23 May 1865
The Kensington Society , a quarterly women's discussion group devoted to social and political issues, held its inaugural meeting in London.
Autumn 1867
The London National Society for Women's Suffrage was formed under the direction of Frances Power Cobbe , Millicent Garrett Fawcett , and others.
January 1868
W. Hepworth Dixon published Spiritual Wives, about sensational religious practices.


Cobbe, Frances Power. An Essay on Intuitive Morals. Longman, Brown, Green, and Longmans; J. Chapman, 1855.
Cobbe, Frances Power. An Essay on Intuitive Morals. Cambridge University Press, 2010.,
Cobbe, Frances Power. Broken Lights. Trübner, 1864.
Cobbe, Frances Power. “Celibacy v. Marriage”. Fraser’s Magazine, Vol.
, pp. 228-35.
Cobbe, Frances Power. “Criminals, Idiots, Women, and Minors”. Fraser’s Magazine, Vol.
, pp. 777-94.
Cobbe, Frances Power. Darwinism in Morals, and Other Essays. Williams and Norgate, 1872.
Elliot, Margaret, and Frances Power Cobbe. Destitute Incurables in the Workhouses. James Nisbet, 1860.
Cobbe, Frances Power. Essays on the Pursuits of Women. Emily Faithfull, 1863.
Cobbe, Frances Power. Essays on the Pursuits of Women. Cambridge University Press, 2010.,
Cobbe, Frances Power. Female Education, and How it Would be Affected by University Examinations. Emily Faithfull, 1862.
Cobbe, Frances Power. Friendless Girls, and How to Help Them. Emily Faithfull, 1861.
Cobbe, Frances Power. “Introduction”. The Woman Question in Europe, edited by Theodore Stanton, Source Book Press, 1970, p. xiii - xviii.
Cobbe, Frances Power. Italics: Brief Notes on Politics, People, and Places in Italy, in 1864. Trübner, 1864.
Cobbe, Frances Power. Life of Frances Power Cobbe. R. Bentley and Son, 1894.
Cobbe, Frances Power. Life of Frances Power Cobbe.
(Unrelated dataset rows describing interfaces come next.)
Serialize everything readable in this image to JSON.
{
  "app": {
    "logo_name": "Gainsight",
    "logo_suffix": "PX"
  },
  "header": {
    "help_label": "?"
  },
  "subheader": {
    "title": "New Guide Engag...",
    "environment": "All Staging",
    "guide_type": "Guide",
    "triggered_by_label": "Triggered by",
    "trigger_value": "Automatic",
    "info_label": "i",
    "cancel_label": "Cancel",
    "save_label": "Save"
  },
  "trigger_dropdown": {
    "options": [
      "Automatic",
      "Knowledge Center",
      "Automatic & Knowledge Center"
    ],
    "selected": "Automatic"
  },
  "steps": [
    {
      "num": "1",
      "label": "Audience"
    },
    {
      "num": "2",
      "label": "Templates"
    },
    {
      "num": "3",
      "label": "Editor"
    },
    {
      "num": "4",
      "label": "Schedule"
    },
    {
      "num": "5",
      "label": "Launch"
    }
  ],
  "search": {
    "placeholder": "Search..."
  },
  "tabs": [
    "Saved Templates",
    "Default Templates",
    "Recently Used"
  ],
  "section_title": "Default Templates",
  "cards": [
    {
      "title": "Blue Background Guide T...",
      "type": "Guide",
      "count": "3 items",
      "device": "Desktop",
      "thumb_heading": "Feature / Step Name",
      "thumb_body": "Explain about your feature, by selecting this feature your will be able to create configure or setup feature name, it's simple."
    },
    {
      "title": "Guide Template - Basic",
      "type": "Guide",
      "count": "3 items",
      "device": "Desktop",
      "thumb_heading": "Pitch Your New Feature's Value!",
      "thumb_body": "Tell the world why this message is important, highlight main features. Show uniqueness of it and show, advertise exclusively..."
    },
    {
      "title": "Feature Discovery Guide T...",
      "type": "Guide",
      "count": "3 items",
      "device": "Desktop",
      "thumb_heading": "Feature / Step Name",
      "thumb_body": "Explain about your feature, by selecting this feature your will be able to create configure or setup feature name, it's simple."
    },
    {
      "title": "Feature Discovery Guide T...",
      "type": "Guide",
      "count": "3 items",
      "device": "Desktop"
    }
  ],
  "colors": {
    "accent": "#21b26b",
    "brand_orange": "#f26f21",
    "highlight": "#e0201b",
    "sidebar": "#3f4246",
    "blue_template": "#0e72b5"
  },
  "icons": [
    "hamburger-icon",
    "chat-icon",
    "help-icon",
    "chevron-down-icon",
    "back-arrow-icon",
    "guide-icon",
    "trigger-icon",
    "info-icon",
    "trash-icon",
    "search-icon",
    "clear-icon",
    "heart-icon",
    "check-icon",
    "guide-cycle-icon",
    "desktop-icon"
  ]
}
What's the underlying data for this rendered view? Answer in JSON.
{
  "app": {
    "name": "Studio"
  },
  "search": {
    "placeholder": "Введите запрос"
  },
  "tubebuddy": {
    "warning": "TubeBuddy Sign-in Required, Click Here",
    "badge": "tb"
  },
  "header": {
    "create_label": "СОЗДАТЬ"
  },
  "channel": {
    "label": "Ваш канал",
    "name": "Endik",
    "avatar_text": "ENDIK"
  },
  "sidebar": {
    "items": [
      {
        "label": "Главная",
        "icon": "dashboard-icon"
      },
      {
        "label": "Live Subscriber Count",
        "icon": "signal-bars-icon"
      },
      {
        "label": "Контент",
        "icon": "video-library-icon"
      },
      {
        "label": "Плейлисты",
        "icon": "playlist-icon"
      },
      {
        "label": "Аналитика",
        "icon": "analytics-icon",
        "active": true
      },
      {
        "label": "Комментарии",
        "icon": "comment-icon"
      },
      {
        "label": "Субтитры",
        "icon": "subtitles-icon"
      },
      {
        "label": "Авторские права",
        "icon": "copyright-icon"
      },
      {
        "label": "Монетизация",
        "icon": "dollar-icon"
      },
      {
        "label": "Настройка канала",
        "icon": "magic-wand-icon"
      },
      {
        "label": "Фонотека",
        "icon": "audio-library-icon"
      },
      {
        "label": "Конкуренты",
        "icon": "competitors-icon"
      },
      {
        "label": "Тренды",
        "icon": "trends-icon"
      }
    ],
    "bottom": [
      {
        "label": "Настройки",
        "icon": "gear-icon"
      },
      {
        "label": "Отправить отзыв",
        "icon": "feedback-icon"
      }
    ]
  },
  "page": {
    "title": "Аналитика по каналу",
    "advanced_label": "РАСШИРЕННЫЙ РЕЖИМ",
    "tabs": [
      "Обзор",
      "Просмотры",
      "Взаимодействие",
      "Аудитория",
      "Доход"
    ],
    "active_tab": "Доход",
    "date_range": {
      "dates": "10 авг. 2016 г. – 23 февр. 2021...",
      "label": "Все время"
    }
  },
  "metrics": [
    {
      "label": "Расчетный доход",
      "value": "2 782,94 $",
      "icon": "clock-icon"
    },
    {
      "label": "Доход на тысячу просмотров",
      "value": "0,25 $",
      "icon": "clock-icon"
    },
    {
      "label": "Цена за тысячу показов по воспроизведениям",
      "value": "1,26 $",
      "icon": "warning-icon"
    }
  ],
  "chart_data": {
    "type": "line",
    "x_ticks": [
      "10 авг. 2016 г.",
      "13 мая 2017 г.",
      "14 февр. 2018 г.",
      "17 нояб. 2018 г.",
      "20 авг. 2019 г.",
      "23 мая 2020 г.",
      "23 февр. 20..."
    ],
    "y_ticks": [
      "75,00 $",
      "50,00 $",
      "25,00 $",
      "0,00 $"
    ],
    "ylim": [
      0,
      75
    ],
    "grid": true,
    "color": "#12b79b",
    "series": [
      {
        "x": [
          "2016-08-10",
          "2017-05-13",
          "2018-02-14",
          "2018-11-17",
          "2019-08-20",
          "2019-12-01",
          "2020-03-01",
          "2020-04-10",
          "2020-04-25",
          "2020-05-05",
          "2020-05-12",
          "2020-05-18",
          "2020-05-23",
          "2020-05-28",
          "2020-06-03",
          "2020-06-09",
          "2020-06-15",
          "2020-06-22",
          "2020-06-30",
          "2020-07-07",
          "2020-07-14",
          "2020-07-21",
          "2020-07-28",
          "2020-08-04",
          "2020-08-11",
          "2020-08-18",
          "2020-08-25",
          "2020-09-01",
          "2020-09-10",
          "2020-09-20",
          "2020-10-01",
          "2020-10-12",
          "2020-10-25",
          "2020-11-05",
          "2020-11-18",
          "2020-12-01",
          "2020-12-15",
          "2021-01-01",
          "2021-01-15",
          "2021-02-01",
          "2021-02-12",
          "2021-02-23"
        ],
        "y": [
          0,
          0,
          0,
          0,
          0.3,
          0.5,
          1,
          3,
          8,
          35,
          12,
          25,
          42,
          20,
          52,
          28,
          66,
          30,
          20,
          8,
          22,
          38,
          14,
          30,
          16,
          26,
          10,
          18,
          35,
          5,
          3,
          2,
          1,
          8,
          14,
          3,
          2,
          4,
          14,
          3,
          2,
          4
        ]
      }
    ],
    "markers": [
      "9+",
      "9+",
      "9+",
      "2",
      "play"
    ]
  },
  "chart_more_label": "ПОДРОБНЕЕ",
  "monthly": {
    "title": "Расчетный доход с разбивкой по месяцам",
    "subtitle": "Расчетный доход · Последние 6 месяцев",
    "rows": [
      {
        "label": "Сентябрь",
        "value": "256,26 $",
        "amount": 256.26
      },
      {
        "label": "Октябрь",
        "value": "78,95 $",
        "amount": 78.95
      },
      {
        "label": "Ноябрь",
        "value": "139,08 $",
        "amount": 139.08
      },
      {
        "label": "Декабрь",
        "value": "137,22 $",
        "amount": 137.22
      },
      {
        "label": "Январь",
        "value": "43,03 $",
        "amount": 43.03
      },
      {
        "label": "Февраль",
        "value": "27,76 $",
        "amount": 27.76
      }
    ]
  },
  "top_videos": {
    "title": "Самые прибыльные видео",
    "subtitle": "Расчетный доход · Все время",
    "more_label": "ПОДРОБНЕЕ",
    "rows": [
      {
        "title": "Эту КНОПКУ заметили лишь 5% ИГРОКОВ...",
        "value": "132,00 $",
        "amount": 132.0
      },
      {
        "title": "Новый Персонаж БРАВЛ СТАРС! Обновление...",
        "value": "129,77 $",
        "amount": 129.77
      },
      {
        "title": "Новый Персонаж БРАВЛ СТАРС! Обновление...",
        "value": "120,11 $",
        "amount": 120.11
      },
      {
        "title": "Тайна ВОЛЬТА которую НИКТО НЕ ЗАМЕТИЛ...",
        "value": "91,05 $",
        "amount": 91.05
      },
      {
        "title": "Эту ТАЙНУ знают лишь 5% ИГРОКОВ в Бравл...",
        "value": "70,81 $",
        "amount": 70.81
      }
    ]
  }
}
Houghton, Mifflin, 1894.
Cobbe, Frances Power. “Social Science Congresses, and Women’s Part in Them”. Macmillan’s Magazine, Vol.
, pp. 81-94.
Cobbe, Frances Power. “Speech at the Women’s Suffrage Meeting, St. George’s Hall: 13 May 1876”. Before the Vote Was Won, edited by Jane Lewis, Routledge, 1987, pp. 264-8.
Cobbe, Frances Power. Studies New and Old of Ethical and Social Subjects. Trübner, 1865.
Cobbe, Frances Power. Studies New and Old of Ethical and Social Subjects. William V. Spencer, 1866.
Cobbe, Frances Power. The Cities of the Past. Trübner, 1864.
Parker, Theodore. The Collected Works of Theodore Parker. Editor Cobbe, Frances Power, Trübner, 1871.
Cobbe, Frances Power. The Confessions of a Lost Dog. Griffith and Farran, 1867.
Cobbe, Frances Power. The Duties of Women. G. H. Ellis, 1881.
Cobbe, Frances Power. The Duties of Women. Williams and Norgate, 1881.
Cobbe, Frances Power. The Duties of Women. Cambridge University Press, 2010.,